It has also been striking how, when caught doing something foolish — say. forgetting that there was rationing during World War II — many of these people try to pull rank. It doesn’t work: in cyberspace, everyone can see that the emperor is naked.

What I like about Krugman is that he gives the reasons behind what he says: for instance, he shows very clearly why austerity will NOT lead us out of this economic slump. The problem: DEMAND.

Religion and society: Susan Jacoby won’t be writing her “Spirited Atheist” column anymore. But her last column makes an important point:

Looking back on my five years as a contributor to “On Faith,” I see a great paradox in the progress of American secularism: The numbers and visibility of atheists and secularists in the United States have increased but their political and social influence has not.

The large audience for the writings of atheists, most notably Christopher Hitchens, Richard Dawkins and Sam Harris, has led many American pundits, preachers and politicians to exaggerate the influence of secular thought in the culture as a whole. I only wish they were right. For the warriors of the Christian right, in particular, this exaggeration serves the purpose of presenting themselves as victims in a nation where they in fact wield a power that they do not enjoy anywhere else in the developed world.

For a true measure of the limited influence exerted by atheism on popular culture, one need only turn to the closing bestseller lists for 2011. Leading the “nonfiction” New York Times paperback bestseller list (having been on the list for 56 weeks) is “Heaven Is for Real,” written by the minister-father of a 4-year-old boy who supposedly went to heaven during an emergency appendectomy and saw Jesus (“he had the brightest blue eyes”) and his baby sister, who was actually never born into this world because his mother suffered a miscarriage. This book is also No. 4 on the bestseller list of picture books for small children.

The whole article is good; one of its main points is that the religious right has framed the terms of the debate; here is one way that they have done this:

A parade of right-wing evangelical Protestants and representatives of the U.S. Conference of Catholic Bishops testified at the hearings against all attempts by the Obama administration to attach government regulations to taxpayer money. In this view, the administration is waging “war on Christianity” by, for example, mandating that providers with U.S. government contracts offer a “full range of reproductive services” to sex-trafficking victims in the United States and around the world. The church wants to help pregnant girls forced into prostitution by forcing them to have their abusers’ babies.

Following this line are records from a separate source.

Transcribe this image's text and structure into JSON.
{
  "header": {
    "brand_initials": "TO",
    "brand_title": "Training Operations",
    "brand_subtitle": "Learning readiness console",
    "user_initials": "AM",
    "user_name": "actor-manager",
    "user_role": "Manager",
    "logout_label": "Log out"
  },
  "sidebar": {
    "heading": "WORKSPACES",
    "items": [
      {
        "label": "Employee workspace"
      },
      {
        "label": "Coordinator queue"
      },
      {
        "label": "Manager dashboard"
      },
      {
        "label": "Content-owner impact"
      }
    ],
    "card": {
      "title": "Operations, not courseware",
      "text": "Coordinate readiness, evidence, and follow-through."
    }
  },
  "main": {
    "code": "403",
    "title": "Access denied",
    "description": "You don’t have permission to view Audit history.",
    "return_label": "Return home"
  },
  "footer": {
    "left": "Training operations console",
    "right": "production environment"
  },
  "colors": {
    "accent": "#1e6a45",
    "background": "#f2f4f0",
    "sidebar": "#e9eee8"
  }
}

Bishop William C. Lori, head of the newly formed Ad Hoc Committee for Religious Liberty formed by the bishops’ conference, attacked provisions of the new domestic health care law that impose any government mandates on religious health providers.

Note, again, the use of the term “religious liberty” to mean liberty for religious institutions to impose their values with taxpayer money. In practical terms, what Bishop Lori means is that when a rape victim walks into a government-funded Catholic emergency clinic, the clinic can not only refuse to offer the morning-after pill to protect her against pregnancy but can even fail to tell her about the existence of such a pill or to refer her to a nonsectarian institution that does provide such services.

The belief that religious institutions have the right to feed at the government trough while rejecting any government rules is the glue of the lobbying alliance between the Catholic bishops and right-wing evangelical Protestant leaders — an odd coupling that has never before existed in American history.

The only person at the hearing to point out that this redefinition of religious liberty is actually a demand for “special government blessings for those in favored faiths, and conversely, the treatment of members of other faiths as second-class citizens” was Barry W. Lynn, executive director of Americans United for Separation of Church and State.

She goes on to say that the phrase “religious liberty” is likely to be the pitch from evangelicals wanting to keep a preferred position rather than from a group like the ACLU.

December 28, 2011